China Releases New Guidelines to Strictly Regulate Coal Mines at Risk of Severe Disasters
September 19, 2023 - A guideline to improve workplace safety in mines aims to eradicate hidden loopholes that lead to accidents by shifting the focus of the country's mine safety management to prevention, Chinese authorities said on Monday at a press conference elaborating on the newly released guidelines.
The guideline is the first framework document for mine safety with the approval of the Central Committee of the Communist Party of China and the State Council since the founding of the People's Republic of China, which means they have great practical significance and far-reaching historical significance, Zhang Xin, deputy director of the National Mine Safety Administration, told the press conference.

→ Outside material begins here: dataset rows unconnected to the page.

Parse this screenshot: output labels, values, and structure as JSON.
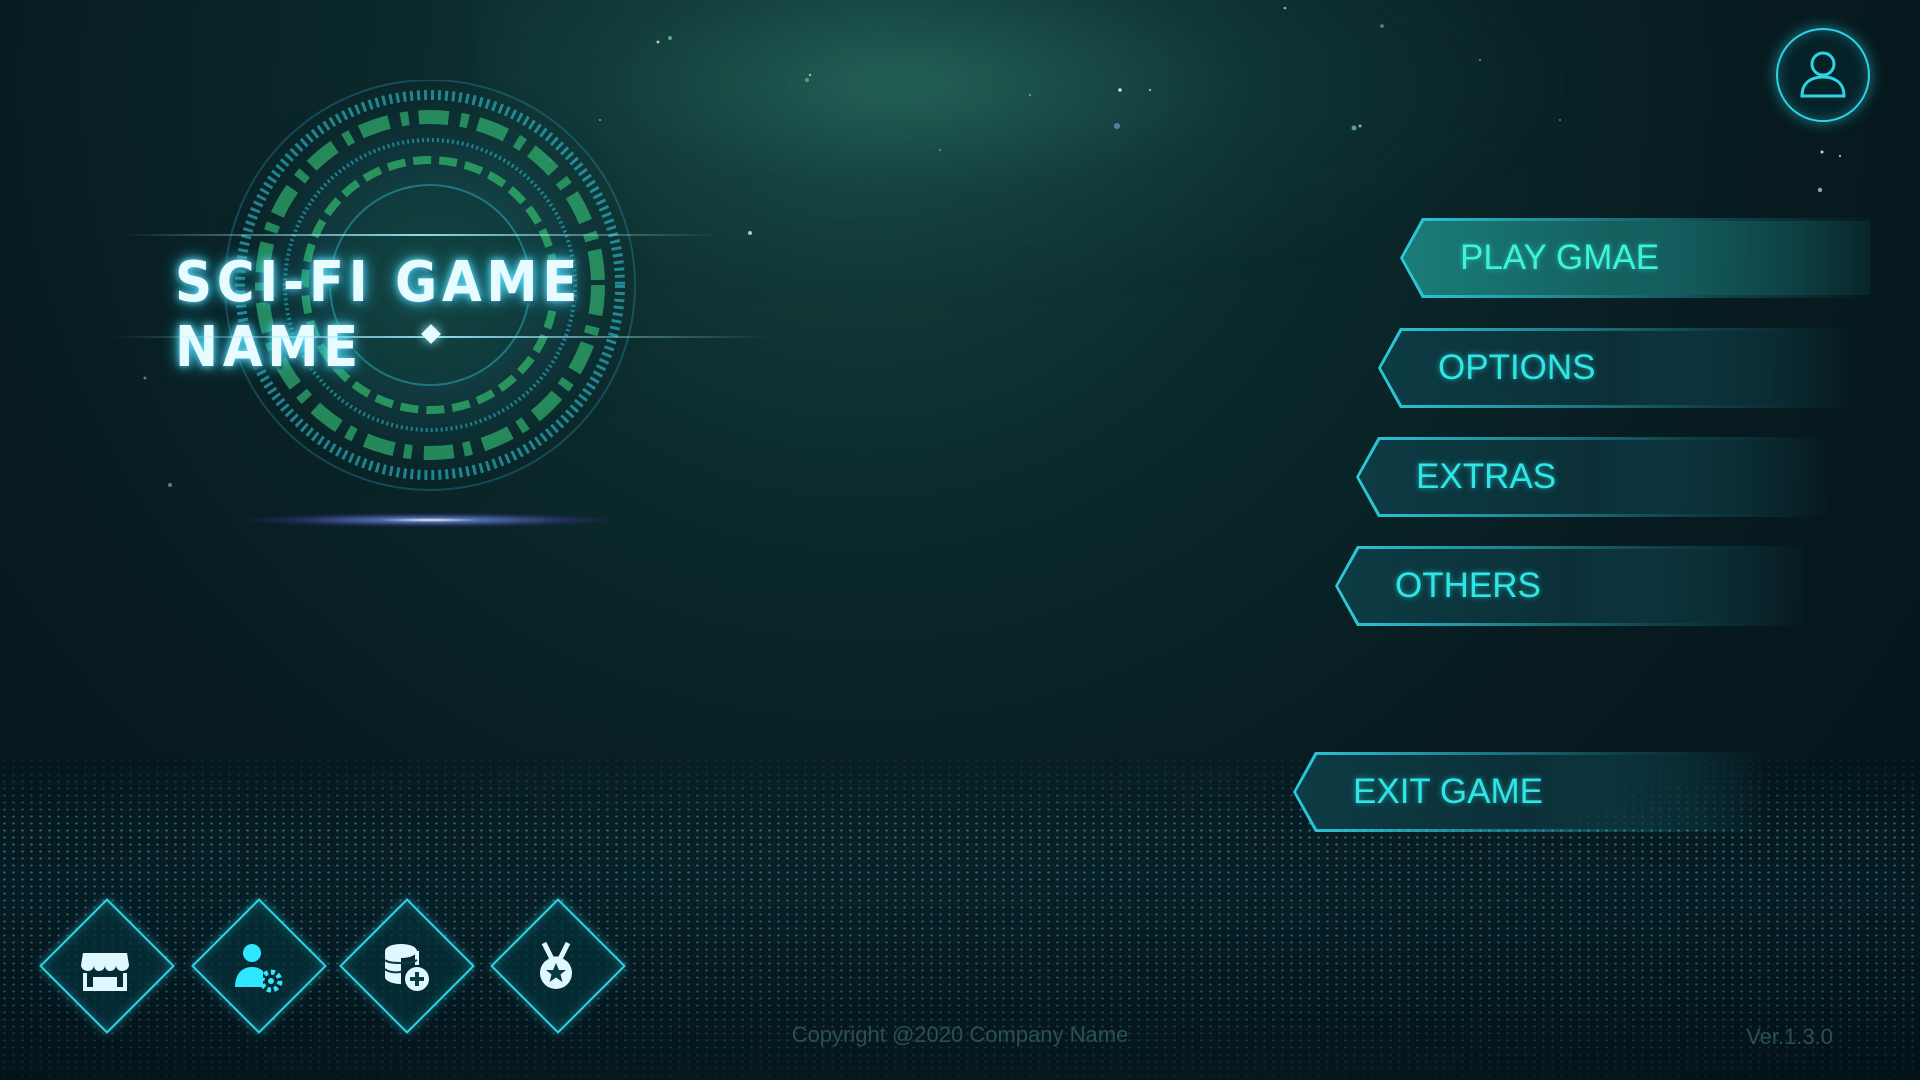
{
  "game": {
    "title": "SCI-FI GAME NAME"
  },
  "menu": {
    "items": [
      {
        "label": "PLAY GMAE",
        "active": true
      },
      {
        "label": "OPTIONS",
        "active": false
      },
      {
        "label": "EXTRAS",
        "active": false
      },
      {
        "label": "OTHERS",
        "active": false
      }
    ],
    "exit_label": "EXIT GAME"
  },
  "top_right": {
    "icon": "user-icon"
  },
  "bottom_icons": [
    "shop-icon",
    "character-settings-icon",
    "add-coins-icon",
    "achievement-medal-icon"
  ],
  "footer": {
    "copyright": "Copyright @2020 Company Name",
    "version": "Ver.1.3.0"
  },
  "colors": {
    "accent": "#2fd3e6",
    "active_label": "#3df5d0"
  }
}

Rescuers on the site of the collapsed coal mine in Alxa league, North China's Inner Mongolia on February 23, 2023. Photo: Xinhua
The guideline comes at the right time as the national mine safety situation is grim and complex, coal mine accidents have rebounded sharply, open-pit coal mine accidents, and illegal activities such as concealing accidents have occurred frequently since the beginning of 2023, according to a discipline inspection official dispatched to the Ministry of Emergency Management.
One of the highlights of the guideline is that the country will stop building new coal mines with an annual production capacity below 900,000 tons that are also at risk of coal and gas outbursts, or involve complicated hydrogeological conditions. The small scale of these coal mines' production capacity will inevitably have a significant impact on safety investment and safety management of the enterprises, making it highly prone to major accidents resulting in casualties.
The guideline stipulates that the safety facility design review and safety production license approval for coal mines, metal and non-metal underground mines, tailings ponds and other construction projects shall be the responsibility of mine safety supervision departments at or above the provincial level, and shall not be delegated or entrusted to other institutions.
Among the seven provisions of the guideline, six focus on targeted arrangements in improving mining safety - strict mine safety access, the transformation and upgrading of mines, preventing and resolving major safety risks, strengthening the main responsibility of enterprises, implementing the responsibility of local party and government leadership and department supervision, and promoting the legal management of mine safety. The seventh provision stipulates how to strengthen organization and accountability and establish a coordination mechanism.
At a press conference, Xue Jianguang, an official from the National Mine Safety Administration, revealed that following the introduction of the guideline, the country will focus on improving laws and regulations on mine safety production standards and comprehensively revising the Mine Safety Law.
He revealed that the current revision has been officially launched, and it is in the process of research, demonstration and drafting.
Since the beginning of this year, overall mine safety in the country has been stable, with the number of mining accidents in the country dropping by 13 percent. The total number of non-coal mine accidents continues to decline, but coal mine accidents have rebounded, data provided by the National Mine Safety Administration in July shows. For instance, the country's largest open-pit coal mine accident since the establishment of the People's Republic of China occurred in North China's Inner Mongolia Autonomous Region in February.
The coal mine collapse in Inner Mongolia that killed 53, injured six and caused direct economic losses of over 204 million yuan ($27.99 million) was a production safety accident resulting from major long-term hidden risks.